2. Fit a Drift into a Slot
Once the crankshaft pulley has been exposed, you may now insert a 5/16” extension drift and bump it against the body of the oil pump. Doing this step will stop it from moving when you try to roll the engine backward.
3. Apply Force
Once you have everything set up correctly, you need to support the drift a little bit, as well as the breaker bar. Apply force into it, and it should come right off. However, you might notice that it would not move that easily. The reason is that the drift is still in its place, preventing you from taking the crankshaft pulley completely.
4. Remove the Crankshaft Pulley
Once you get the nut loosened up, just back it and grab your drift out of there and then unscrew your crankshaft pulley bolt.
If you want to see a video on how to do these methods properly, click on the video link found below:
- When you can’t get the crankshaft pulley by hand, you may use a pulley puller. Just put the two bolts into the crankshaft pulley’s threaded holes and then crank down the main bolt, and then it forces the crankshaft pulley right off the crankshaft.
- When you mess up the dust seal, you need to straighten it out before you put it back in. If you don’t, the deformed edge will just hit the outside part of the oil pump body, and it will make a metal-on-metal annoying sound. This might scare you when you fire the truck up for the first time.
- You may also use a rubber hammer to put the crankshaft pulley back in. Once you have set it up, you can just shove it back in.
- When removing the bolt with a wrench, make sure it is set up properly. Otherwise, the engine will just tighten the bolt, which can lead to it snapping off.
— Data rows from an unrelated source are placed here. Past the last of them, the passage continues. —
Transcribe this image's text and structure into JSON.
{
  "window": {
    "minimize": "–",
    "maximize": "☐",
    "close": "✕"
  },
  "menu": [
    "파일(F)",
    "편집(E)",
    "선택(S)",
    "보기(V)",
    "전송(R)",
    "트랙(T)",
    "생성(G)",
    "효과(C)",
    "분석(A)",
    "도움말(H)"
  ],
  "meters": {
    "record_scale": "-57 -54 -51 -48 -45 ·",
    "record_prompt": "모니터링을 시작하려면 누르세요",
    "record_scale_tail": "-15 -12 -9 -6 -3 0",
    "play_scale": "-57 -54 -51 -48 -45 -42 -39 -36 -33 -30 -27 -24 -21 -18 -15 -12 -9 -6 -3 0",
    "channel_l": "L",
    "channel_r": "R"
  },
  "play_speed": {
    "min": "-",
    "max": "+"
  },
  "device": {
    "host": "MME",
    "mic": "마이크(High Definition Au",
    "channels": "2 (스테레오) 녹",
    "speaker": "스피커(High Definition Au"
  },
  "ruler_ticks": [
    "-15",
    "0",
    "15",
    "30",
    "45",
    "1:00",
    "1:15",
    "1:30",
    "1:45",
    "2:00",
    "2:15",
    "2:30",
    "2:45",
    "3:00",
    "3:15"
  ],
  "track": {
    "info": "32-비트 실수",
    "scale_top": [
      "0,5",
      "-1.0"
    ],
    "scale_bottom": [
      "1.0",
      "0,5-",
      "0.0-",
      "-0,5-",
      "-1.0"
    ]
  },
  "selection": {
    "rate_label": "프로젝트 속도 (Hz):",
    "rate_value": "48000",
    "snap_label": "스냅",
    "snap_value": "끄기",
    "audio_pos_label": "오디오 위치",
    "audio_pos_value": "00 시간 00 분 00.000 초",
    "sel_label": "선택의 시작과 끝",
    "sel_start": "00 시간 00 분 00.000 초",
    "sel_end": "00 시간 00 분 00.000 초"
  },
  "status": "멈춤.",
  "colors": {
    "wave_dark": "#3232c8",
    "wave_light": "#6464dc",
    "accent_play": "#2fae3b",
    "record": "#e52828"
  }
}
Now that you have finished reading this post, we hope that you will be able to do this task by yourself. Always remember that you take proper caution when doing these steps, as you may accidentally mess up some parts of the engine. If you are not confident enough to do this, you may always ask a mechanic or a car care professional to do this for you.